He explained that the County lacks the funds to do a county-wide General Plan at this time and so it is being postponed for eighteen months, although it is already eight years out of compliance with state law. The State has funded 3.5 or 4.5 million dollars to the County, to do a General Plan of sorts called a Specific Plan for SDC, but the Specific Plan is supposed to follow the General Plan. The Specific Plan will drive the General Plan instead, which Milan Nevajda (Deputy Director for the Planning Division of Permit Sonoma) says is tricky but can be done.
His course is intended to help perhaps twenty-five people understand the nature of planning in time to take an effective part in what is about to take place, teaching twelve people at a time in twelve sessions of two hours each, perhaps three times a week. Larry emphasizes the course assumes self-directed learners willing to invest $15 for the books and an hour at least of preparation each week. About a dozen people have already shown interest in taking the course.
Larry plans to produce the material for his course, and provide the facilitation and the place; he asks the Forum to promote his course. The board is interested in doing this, but it was suggested that describing the course as an exhaustive program may dissuade potential attendance and that an open-ended first meeting to introduce the subject may be more effective.
Monday, March 4th, 2019 Garden Court Café 7:00pm COMMITTEE UPDATES (50 minutes) (1) ENGAGEMENT – No events currently on Calendar (1) TRAFFIC & SAFETY – Fire Safe Councils and other items Working on Fire Safe Council Program. It is a State-wide program, encouraged by the […]

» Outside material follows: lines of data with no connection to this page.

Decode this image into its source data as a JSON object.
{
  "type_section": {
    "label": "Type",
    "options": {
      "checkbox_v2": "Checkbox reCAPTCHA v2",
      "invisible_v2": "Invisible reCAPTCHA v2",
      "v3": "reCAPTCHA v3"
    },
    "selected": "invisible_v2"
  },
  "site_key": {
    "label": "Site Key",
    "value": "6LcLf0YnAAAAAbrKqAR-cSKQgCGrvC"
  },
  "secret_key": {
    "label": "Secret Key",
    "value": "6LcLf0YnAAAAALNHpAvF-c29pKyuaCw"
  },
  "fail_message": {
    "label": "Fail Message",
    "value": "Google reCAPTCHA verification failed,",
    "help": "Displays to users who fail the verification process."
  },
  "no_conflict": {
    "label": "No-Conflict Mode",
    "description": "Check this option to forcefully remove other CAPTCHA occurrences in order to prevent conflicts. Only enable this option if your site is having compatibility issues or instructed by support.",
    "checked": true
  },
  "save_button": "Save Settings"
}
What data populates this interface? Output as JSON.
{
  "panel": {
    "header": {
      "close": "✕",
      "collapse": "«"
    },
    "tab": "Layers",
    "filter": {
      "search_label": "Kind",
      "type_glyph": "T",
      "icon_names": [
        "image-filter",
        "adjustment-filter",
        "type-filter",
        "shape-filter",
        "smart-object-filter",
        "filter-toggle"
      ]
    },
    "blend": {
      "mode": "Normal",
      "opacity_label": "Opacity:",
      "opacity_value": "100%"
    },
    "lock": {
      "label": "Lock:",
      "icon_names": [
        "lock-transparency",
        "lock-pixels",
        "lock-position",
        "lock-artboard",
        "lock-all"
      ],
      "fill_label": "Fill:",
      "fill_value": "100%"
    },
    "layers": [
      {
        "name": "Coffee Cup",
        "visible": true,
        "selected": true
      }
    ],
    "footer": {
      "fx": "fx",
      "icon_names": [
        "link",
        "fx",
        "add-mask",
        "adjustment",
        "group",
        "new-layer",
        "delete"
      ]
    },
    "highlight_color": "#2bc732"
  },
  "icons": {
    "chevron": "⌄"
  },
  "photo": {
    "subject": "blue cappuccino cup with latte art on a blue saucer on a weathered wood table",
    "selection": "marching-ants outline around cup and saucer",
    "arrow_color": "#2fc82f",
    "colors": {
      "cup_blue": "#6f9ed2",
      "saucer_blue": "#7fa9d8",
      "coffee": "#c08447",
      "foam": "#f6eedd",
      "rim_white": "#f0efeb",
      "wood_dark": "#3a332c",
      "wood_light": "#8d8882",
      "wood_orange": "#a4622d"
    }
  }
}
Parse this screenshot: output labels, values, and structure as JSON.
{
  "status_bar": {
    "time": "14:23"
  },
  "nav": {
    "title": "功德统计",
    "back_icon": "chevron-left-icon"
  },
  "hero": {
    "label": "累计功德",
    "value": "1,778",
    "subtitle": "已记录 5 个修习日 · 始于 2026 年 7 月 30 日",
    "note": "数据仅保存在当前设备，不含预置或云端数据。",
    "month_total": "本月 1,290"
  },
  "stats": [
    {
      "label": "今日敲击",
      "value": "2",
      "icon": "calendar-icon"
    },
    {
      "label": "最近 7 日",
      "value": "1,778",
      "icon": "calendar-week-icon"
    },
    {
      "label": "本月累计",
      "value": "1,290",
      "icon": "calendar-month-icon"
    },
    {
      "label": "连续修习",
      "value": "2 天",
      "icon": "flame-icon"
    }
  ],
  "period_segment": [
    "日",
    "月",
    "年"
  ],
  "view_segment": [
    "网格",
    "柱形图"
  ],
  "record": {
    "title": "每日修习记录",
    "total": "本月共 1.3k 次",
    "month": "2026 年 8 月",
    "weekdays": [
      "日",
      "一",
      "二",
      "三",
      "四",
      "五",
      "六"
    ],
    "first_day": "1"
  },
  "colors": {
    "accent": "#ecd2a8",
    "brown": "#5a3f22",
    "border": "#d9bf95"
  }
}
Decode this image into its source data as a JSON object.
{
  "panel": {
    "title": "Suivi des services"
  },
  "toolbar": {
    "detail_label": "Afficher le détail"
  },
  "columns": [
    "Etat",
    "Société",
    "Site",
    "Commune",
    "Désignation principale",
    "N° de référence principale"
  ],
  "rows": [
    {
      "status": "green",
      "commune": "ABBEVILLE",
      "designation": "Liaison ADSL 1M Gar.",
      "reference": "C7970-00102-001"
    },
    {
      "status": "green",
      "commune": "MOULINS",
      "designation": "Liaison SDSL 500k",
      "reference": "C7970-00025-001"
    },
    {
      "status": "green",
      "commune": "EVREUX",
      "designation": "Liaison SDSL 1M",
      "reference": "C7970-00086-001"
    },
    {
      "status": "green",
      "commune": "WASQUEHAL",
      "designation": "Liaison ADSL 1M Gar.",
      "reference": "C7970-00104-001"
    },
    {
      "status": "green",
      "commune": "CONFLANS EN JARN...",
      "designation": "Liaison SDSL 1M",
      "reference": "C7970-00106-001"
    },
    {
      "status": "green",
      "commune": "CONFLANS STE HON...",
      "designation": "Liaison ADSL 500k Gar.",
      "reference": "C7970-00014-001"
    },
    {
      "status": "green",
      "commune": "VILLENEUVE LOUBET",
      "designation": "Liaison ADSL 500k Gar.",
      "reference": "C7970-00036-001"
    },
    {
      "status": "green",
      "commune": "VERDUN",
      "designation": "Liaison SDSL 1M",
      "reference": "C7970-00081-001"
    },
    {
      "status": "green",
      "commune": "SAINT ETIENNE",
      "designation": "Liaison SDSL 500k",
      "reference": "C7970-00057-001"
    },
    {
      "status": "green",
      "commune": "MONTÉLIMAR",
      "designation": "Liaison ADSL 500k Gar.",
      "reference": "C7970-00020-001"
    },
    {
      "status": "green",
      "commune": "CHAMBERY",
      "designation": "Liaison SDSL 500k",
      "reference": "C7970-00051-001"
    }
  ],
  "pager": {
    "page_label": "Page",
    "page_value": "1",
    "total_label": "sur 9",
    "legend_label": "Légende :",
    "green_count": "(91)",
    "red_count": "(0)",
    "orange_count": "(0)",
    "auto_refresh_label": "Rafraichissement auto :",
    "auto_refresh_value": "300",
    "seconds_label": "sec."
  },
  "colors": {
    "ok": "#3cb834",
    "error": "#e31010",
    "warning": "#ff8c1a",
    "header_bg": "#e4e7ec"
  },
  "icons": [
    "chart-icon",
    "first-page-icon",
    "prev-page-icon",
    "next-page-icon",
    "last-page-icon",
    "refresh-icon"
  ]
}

Some believe that in order to heal you need to share your story, in your own words, so that you feel heard and your experience appreciated or understood as well as it can be, without having had to endure it. So many our neighbors in […]